On the other hand: Would the consequentialist have the balls to torture the baby him/herself? It’s all very easy to posit as a hypothetical, isn’t it? Sort of like meat eaters who rage against all hunting. As an antinatalist, my greatest ideal would be the cessation of all life, everywhere...but would I torture a baby to achieve it? Honestly, I’m not sure I have the balls. Beyond the self-serving issues, like wanting to be seen as a good guy in the end, there’s a basic conflict in my personality regarding desiring an end to suffering, and committing suffering in order to bring about the end product of my desires. Or maybe the conflict is in the working out of the philosophical premise itself; after all, the desire to end suffering is grounded in the emotional matrix, is it not? The reason follows afterward, and only makes sense to those who exist above a certain empathetic threshold, and are willing to flesh out those impulses to what I see as the foregone conclusion i.e. philosophic antinatalism.

However, conflicting emotions are NOT the same thing as a contradictory mindset, or a philosophy. As far as I can tell so far, antinatalism holds more water than any its detractors. When you consider that the two major challenges generally boil down to ‘You can’t consider the welfare of someone who doesn’t exist yet’ and, ‘Suffering is GOOD for you!’, you begin to sense the desperation of those who feel driven to argue for the existential status quo, don’t you?

Oops, I’ve gotten off on a tangent again, haven’t I? Back to consequences; and more to the point, the consequences I actually care about, which are experiential consequences. And now I'm finally to what I was referring to in the title of this post (emphasis on the word ‘finally’). We’ve talked about it before, that little magic button that would make the world go ‘poof!’ (virtual snap inserted here). Would you push it? Seems like an appropriate question about here. I certainly would, probably with a few qualms, though none of them are ethics-based. At least, I HOPE I would...there’s that question of balls again. Perhaps I’d ask one of the antinatalist ladies to do it; they seem to get along without them just fine :) (Or should that be :( , followed by a groan? I can’t decide :))
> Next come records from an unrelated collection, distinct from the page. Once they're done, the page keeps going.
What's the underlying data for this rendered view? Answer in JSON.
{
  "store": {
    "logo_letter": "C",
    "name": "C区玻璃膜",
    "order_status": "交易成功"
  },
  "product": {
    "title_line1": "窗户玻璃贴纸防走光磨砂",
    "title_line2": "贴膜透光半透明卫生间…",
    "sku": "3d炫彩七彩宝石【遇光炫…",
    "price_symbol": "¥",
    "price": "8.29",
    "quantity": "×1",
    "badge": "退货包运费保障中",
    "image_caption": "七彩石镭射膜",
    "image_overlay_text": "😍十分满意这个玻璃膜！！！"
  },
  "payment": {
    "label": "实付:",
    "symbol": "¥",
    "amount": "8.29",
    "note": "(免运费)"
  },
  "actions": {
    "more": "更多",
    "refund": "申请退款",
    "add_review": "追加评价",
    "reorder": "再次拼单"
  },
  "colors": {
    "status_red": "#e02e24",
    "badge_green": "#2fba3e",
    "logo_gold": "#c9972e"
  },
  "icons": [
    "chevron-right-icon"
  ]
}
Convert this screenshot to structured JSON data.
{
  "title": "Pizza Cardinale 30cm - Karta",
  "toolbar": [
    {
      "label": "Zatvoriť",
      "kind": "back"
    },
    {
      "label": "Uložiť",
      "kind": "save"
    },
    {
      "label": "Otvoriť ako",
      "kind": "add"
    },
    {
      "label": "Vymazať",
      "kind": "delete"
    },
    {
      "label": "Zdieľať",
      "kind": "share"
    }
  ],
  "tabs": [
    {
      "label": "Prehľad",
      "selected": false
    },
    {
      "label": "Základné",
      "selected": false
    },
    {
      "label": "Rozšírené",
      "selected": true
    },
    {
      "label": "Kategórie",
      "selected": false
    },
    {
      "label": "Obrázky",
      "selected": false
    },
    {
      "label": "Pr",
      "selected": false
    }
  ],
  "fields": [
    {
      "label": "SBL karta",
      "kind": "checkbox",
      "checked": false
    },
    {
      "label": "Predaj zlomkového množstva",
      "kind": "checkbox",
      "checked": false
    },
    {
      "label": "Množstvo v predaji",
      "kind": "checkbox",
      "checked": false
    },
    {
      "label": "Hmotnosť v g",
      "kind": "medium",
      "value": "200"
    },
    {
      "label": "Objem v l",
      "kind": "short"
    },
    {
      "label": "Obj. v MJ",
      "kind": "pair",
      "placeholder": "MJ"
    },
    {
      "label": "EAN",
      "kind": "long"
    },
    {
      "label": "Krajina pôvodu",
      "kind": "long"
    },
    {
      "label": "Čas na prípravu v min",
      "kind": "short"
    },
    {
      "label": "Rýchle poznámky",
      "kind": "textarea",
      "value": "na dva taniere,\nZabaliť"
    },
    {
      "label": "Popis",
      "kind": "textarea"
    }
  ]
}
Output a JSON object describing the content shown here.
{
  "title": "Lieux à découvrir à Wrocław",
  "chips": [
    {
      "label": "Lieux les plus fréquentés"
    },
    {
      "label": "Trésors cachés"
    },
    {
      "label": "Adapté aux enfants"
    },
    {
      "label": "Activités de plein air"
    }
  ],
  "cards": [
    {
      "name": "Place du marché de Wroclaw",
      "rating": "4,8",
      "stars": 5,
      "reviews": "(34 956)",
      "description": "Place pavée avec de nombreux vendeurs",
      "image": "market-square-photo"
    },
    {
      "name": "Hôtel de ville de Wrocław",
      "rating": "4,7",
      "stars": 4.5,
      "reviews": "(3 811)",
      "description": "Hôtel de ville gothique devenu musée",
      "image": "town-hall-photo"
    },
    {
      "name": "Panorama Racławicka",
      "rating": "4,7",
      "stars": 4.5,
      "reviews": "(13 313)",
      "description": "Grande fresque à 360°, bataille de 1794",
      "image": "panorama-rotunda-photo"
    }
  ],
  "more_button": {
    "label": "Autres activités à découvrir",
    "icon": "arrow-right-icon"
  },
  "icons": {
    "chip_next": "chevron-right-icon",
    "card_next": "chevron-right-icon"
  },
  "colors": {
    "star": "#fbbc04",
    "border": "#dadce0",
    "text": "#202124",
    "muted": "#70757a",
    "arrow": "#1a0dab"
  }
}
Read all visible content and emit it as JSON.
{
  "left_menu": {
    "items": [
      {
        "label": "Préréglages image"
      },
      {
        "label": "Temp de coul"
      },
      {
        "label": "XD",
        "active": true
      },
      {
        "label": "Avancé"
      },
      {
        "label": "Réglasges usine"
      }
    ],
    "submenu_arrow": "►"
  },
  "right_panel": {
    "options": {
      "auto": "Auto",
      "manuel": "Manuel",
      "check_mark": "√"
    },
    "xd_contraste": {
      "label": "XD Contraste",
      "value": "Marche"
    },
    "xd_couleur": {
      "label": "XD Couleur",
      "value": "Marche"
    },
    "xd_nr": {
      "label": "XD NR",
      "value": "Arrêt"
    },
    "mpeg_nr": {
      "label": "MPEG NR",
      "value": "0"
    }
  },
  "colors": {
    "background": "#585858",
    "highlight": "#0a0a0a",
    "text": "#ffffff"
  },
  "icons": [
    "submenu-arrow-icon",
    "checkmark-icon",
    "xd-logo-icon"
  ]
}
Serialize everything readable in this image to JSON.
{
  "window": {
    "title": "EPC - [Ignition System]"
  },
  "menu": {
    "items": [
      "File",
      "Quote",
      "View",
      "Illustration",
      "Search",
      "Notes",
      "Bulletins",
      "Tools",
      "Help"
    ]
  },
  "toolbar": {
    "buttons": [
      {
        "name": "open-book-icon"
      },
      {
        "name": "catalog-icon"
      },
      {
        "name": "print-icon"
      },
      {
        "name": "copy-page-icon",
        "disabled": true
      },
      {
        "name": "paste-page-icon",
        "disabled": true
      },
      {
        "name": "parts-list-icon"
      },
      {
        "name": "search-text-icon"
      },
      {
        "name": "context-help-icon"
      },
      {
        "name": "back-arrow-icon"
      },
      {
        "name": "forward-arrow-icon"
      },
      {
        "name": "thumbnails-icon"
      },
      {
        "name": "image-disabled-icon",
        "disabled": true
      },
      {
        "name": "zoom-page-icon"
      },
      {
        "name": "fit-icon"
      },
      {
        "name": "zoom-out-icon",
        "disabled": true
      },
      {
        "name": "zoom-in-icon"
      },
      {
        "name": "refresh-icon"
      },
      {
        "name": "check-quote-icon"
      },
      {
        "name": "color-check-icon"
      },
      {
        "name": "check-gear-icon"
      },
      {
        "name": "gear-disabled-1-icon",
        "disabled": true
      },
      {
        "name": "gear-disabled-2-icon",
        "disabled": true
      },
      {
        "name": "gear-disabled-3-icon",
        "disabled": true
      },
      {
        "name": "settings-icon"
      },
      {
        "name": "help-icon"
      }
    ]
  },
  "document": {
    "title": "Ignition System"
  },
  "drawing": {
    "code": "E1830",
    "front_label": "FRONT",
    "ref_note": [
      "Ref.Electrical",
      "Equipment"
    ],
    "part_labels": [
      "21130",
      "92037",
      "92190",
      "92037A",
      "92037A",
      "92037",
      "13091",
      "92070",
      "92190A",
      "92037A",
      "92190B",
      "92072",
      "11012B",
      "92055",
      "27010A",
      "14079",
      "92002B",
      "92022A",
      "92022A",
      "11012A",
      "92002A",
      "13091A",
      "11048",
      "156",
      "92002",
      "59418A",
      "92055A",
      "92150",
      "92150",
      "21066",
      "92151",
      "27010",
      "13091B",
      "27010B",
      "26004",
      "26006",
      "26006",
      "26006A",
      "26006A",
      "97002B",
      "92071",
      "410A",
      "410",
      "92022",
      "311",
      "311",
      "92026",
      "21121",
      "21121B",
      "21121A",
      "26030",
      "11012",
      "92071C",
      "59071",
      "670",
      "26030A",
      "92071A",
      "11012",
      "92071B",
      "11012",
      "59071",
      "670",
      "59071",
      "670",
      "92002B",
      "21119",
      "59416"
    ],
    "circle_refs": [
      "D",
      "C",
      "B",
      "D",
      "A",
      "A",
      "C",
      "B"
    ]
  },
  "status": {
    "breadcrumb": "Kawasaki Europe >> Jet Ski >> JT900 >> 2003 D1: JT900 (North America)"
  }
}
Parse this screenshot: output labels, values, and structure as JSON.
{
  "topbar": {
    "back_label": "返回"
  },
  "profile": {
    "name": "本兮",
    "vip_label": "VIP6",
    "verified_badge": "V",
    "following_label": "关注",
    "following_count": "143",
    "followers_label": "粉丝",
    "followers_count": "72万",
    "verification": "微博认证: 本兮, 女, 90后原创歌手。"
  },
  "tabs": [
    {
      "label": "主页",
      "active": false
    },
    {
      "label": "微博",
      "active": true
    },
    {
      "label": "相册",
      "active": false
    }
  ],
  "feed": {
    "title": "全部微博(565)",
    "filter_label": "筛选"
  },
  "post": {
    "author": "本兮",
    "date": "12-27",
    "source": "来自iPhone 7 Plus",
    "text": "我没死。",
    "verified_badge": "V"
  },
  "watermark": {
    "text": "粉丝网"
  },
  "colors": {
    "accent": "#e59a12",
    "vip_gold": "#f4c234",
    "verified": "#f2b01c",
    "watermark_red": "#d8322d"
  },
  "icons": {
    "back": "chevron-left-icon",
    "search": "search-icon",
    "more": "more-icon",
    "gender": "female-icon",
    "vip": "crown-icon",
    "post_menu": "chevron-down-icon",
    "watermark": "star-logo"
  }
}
Garrett said...

I have no idea who you're referring to ;)

I'll put it this way. Hypothetically, I would push the button, but ONLY if permission was given to me by every single antinatalist. Breeders do not deal in consent and therefore, their opinions of this matter are not worth my consideration. They will inevitably force living things into this world that do not want to be here; I have no qualm in preventing them from having to suffer in this hell.

I absolutely would apply a sterilization agent to the entire world if it were possible. Sure, the effect would be chaotic in some ways, but no more so than the insanity that we're already surrounded with. This "peaceful" universe is as fake as they come. It is an illusion created by minds that are struggling to cope with everything.

If anyone finds this to be hypocrisy, you may talk to my ass on it's way out the door ;)

rob said...


Permission granted.

All the best,

Garrett said...

Thanks rob! ...Ok, that's one tallied. Alright, let's hear the yeas (any neas will be thrown in the boo box).

Take care

Anonymous said...

You got the wrong term. It's not "idealists," it's "deontologists." I can personally tell you that I am 0% consequentialist.